= Beginning of Section =
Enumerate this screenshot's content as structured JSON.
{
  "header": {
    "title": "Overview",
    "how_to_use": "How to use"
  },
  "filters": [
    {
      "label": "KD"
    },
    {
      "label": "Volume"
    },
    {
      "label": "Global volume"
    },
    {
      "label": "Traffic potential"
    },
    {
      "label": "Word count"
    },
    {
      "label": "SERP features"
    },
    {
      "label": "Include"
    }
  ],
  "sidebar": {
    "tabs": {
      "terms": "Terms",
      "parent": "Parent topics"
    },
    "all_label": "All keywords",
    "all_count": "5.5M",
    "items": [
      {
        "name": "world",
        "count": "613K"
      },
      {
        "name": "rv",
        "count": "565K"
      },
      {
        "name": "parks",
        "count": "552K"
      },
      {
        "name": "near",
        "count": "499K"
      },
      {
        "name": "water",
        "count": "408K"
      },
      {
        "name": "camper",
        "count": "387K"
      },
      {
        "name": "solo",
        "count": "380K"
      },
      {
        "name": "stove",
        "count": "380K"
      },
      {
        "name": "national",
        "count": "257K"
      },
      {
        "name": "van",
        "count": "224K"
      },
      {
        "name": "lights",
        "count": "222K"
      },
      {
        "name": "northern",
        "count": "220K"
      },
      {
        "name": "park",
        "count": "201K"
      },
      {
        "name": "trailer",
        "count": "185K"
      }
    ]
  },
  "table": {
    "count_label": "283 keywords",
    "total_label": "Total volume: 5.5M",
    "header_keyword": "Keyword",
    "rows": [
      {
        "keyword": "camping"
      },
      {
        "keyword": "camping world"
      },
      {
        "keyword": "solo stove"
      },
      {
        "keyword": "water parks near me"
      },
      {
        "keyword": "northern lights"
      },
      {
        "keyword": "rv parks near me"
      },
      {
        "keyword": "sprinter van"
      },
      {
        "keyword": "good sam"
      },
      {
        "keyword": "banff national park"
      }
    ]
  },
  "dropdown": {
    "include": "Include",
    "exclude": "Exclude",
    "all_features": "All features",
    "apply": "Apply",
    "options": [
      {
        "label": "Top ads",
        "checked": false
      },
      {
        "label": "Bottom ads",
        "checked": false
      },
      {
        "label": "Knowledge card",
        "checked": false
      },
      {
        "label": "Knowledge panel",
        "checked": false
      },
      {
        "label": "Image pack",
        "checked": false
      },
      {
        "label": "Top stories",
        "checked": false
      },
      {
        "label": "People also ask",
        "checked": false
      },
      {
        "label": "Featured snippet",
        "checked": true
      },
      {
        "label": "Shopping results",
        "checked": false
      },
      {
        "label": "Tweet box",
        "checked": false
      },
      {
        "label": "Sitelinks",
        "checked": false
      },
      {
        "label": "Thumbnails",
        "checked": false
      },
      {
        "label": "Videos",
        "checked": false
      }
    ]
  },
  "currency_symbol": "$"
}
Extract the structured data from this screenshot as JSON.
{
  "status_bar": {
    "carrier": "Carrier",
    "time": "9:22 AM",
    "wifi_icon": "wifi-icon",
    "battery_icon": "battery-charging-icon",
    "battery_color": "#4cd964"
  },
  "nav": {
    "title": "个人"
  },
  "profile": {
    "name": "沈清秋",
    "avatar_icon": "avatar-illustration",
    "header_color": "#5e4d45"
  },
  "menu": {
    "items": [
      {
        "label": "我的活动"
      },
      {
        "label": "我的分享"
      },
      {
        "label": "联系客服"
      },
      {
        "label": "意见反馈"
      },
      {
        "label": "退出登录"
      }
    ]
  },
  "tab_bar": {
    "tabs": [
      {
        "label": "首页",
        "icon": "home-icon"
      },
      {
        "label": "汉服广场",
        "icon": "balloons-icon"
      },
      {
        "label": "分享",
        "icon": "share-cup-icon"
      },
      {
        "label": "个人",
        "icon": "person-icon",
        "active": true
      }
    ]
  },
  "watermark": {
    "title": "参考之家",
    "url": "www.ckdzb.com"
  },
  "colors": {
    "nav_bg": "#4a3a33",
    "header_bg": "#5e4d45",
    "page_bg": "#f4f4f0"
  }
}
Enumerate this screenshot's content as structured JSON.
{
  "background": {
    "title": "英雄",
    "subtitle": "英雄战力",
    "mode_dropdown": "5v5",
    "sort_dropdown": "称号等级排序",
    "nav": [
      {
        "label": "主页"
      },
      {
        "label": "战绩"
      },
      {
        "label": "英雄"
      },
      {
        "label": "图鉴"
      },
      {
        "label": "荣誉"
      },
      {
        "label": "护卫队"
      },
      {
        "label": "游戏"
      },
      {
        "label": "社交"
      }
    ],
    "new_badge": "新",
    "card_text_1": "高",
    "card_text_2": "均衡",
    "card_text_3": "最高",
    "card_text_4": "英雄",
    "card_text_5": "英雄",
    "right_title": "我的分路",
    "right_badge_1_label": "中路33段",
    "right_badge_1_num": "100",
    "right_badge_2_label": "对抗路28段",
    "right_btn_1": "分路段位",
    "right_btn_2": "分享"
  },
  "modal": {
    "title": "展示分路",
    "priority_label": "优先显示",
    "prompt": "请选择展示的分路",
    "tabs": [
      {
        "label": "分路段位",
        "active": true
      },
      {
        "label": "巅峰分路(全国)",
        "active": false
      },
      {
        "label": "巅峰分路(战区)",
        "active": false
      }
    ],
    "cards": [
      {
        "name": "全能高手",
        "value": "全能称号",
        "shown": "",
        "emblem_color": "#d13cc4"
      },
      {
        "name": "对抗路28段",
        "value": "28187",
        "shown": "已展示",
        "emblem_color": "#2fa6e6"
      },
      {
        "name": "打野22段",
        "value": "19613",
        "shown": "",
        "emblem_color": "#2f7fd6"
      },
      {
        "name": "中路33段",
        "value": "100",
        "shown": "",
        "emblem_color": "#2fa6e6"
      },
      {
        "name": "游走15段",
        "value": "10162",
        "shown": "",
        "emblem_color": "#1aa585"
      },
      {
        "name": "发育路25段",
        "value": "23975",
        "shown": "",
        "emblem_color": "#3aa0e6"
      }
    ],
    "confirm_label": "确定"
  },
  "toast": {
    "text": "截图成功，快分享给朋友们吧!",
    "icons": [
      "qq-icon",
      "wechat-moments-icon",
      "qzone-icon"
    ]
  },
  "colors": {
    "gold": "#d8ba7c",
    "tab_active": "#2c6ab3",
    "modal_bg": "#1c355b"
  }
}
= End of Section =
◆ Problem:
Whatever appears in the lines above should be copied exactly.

◆ Reply to the task:
Enumerate this screenshot's content as structured JSON.
{
  "header": {
    "title": "Overview",
    "how_to_use": "How to use"
  },
  "filters": [
    {
      "label": "KD"
    },
    {
      "label": "Volume"
    },
    {
      "label": "Global volume"
    },
    {
      "label": "Traffic potential"
    },
    {
      "label": "Word count"
    },
    {
      "label": "SERP features"
    },
    {
      "label": "Include"
    }
  ],
  "sidebar": {
    "tabs": {
      "terms": "Terms",
      "parent": "Parent topics"
    },
    "all_label": "All keywords",
    "all_count": "5.5M",
    "items": [
      {
        "name": "world",
        "count": "613K"
      },
      {
        "name": "rv",
        "count": "565K"
      },
      {
        "name": "parks",
        "count": "552K"
      },
      {
        "name": "near",
        "count": "499K"
      },
      {
        "name": "water",
        "count": "408K"
      },
      {
        "name": "camper",
        "count": "387K"
      },
      {
        "name": "solo",
        "count": "380K"
      },
      {
        "name": "stove",
        "count": "380K"
      },
      {
        "name": "national",
        "count": "257K"
      },
      {
        "name": "van",
        "count": "224K"
      },
      {
        "name": "lights",
        "count": "222K"
      },
      {
        "name": "northern",
        "count": "220K"
      },
      {
        "name": "park",
        "count": "201K"
      },
      {
        "name": "trailer",
        "count": "185K"
      }
    ]
  },
  "table": {
    "count_label": "283 keywords",
    "total_label": "Total volume: 5.5M",
    "header_keyword": "Keyword",
    "rows": [
      {
        "keyword": "camping"
      },
      {
        "keyword": "camping world"
      },
      {
        "keyword": "solo stove"
      },
      {
        "keyword": "water parks near me"
      },
      {
        "keyword": "northern lights"
      },
      {
        "keyword": "rv parks near me"
      },
      {
        "keyword": "sprinter van"
      },
      {
        "keyword": "good sam"
      },
      {
        "keyword": "banff national park"
      }
    ]
  },
  "dropdown": {
    "include": "Include",
    "exclude": "Exclude",
    "all_features": "All features",
    "apply": "Apply",
    "options": [
      {
        "label": "Top ads",
        "checked": false
      },
      {
        "label": "Bottom ads",
        "checked": false
      },
      {
        "label": "Knowledge card",
        "checked": false
      },
      {
        "label": "Knowledge panel",
        "checked": false
      },
      {
        "label": "Image pack",
        "checked": false
      },
      {
        "label": "Top stories",
        "checked": false
      },
      {
        "label": "People also ask",
        "checked": false
      },
      {
        "label": "Featured snippet",
        "checked": true
      },
      {
        "label": "Shopping results",
        "checked": false
      },
      {
        "label": "Tweet box",
        "checked": false
      },
      {
        "label": "Sitelinks",
        "checked": false
      },
      {
        "label": "Thumbnails",
        "checked": false
      },
      {
        "label": "Videos",
        "checked": false
      }
    ]
  },
  "currency_symbol": "$"
}
Extract the structured data from this screenshot as JSON.
{
  "status_bar": {
    "carrier": "Carrier",
    "time": "9:22 AM",
    "wifi_icon": "wifi-icon",
    "battery_icon": "battery-charging-icon",
    "battery_color": "#4cd964"
  },
  "nav": {
    "title": "个人"
  },
  "profile": {
    "name": "沈清秋",
    "avatar_icon": "avatar-illustration",
    "header_color": "#5e4d45"
  },
  "menu": {
    "items": [
      {
        "label": "我的活动"
      },
      {
        "label": "我的分享"
      },
      {
        "label": "联系客服"
      },
      {
        "label": "意见反馈"
      },
      {
        "label": "退出登录"
      }
    ]
  },
  "tab_bar": {
    "tabs": [
      {
        "label": "首页",
        "icon": "home-icon"
      },
      {
        "label": "汉服广场",
        "icon": "balloons-icon"
      },
      {
        "label": "分享",
        "icon": "share-cup-icon"
      },
      {
        "label": "个人",
        "icon": "person-icon",
        "active": true
      }
    ]
  },
  "watermark": {
    "title": "参考之家",
    "url": "www.ckdzb.com"
  },
  "colors": {
    "nav_bg": "#4a3a33",
    "header_bg": "#5e4d45",
    "page_bg": "#f4f4f0"
  }
}
Enumerate this screenshot's content as structured JSON.
{
  "background": {
    "title": "英雄",
    "subtitle": "英雄战力",
    "mode_dropdown": "5v5",
    "sort_dropdown": "称号等级排序",
    "nav": [
      {
        "label": "主页"
      },
      {
        "label": "战绩"
      },
      {
        "label": "英雄"
      },
      {
        "label": "图鉴"
      },
      {
        "label": "荣誉"
      },
      {
        "label": "护卫队"
      },
      {
        "label": "游戏"
      },
      {
        "label": "社交"
      }
    ],
    "new_badge": "新",
    "card_text_1": "高",
    "card_text_2": "均衡",
    "card_text_3": "最高",
    "card_text_4": "英雄",
    "card_text_5": "英雄",
    "right_title": "我的分路",
    "right_badge_1_label": "中路33段",
    "right_badge_1_num": "100",
    "right_badge_2_label": "对抗路28段",
    "right_btn_1": "分路段位",
    "right_btn_2": "分享"
  },
  "modal": {
    "title": "展示分路",
    "priority_label": "优先显示",
    "prompt": "请选择展示的分路",
    "tabs": [
      {
        "label": "分路段位",
        "active": true
      },
      {
        "label": "巅峰分路(全国)",
        "active": false
      },
      {
        "label": "巅峰分路(战区)",
        "active": false
      }
    ],
    "cards": [
      {
        "name": "全能高手",
        "value": "全能称号",
        "shown": "",
        "emblem_color": "#d13cc4"
      },
      {
        "name": "对抗路28段",
        "value": "28187",
        "shown": "已展示",
        "emblem_color": "#2fa6e6"
      },
      {
        "name": "打野22段",
        "value": "19613",
        "shown": "",
        "emblem_color": "#2f7fd6"
      },
      {
        "name": "中路33段",
        "value": "100",
        "shown": "",
        "emblem_color": "#2fa6e6"
      },
      {
        "name": "游走15段",
        "value": "10162",
        "shown": "",
        "emblem_color": "#1aa585"
      },
      {
        "name": "发育路25段",
        "value": "23975",
        "shown": "",
        "emblem_color": "#3aa0e6"
      }
    ],
    "confirm_label": "确定"
  },
  "toast": {
    "text": "截图成功，快分享给朋友们吧!",
    "icons": [
      "qq-icon",
      "wechat-moments-icon",
      "qzone-icon"
    ]
  },
  "colors": {
    "gold": "#d8ba7c",
    "tab_active": "#2c6ab3",
    "modal_bg": "#1c355b"
  }
}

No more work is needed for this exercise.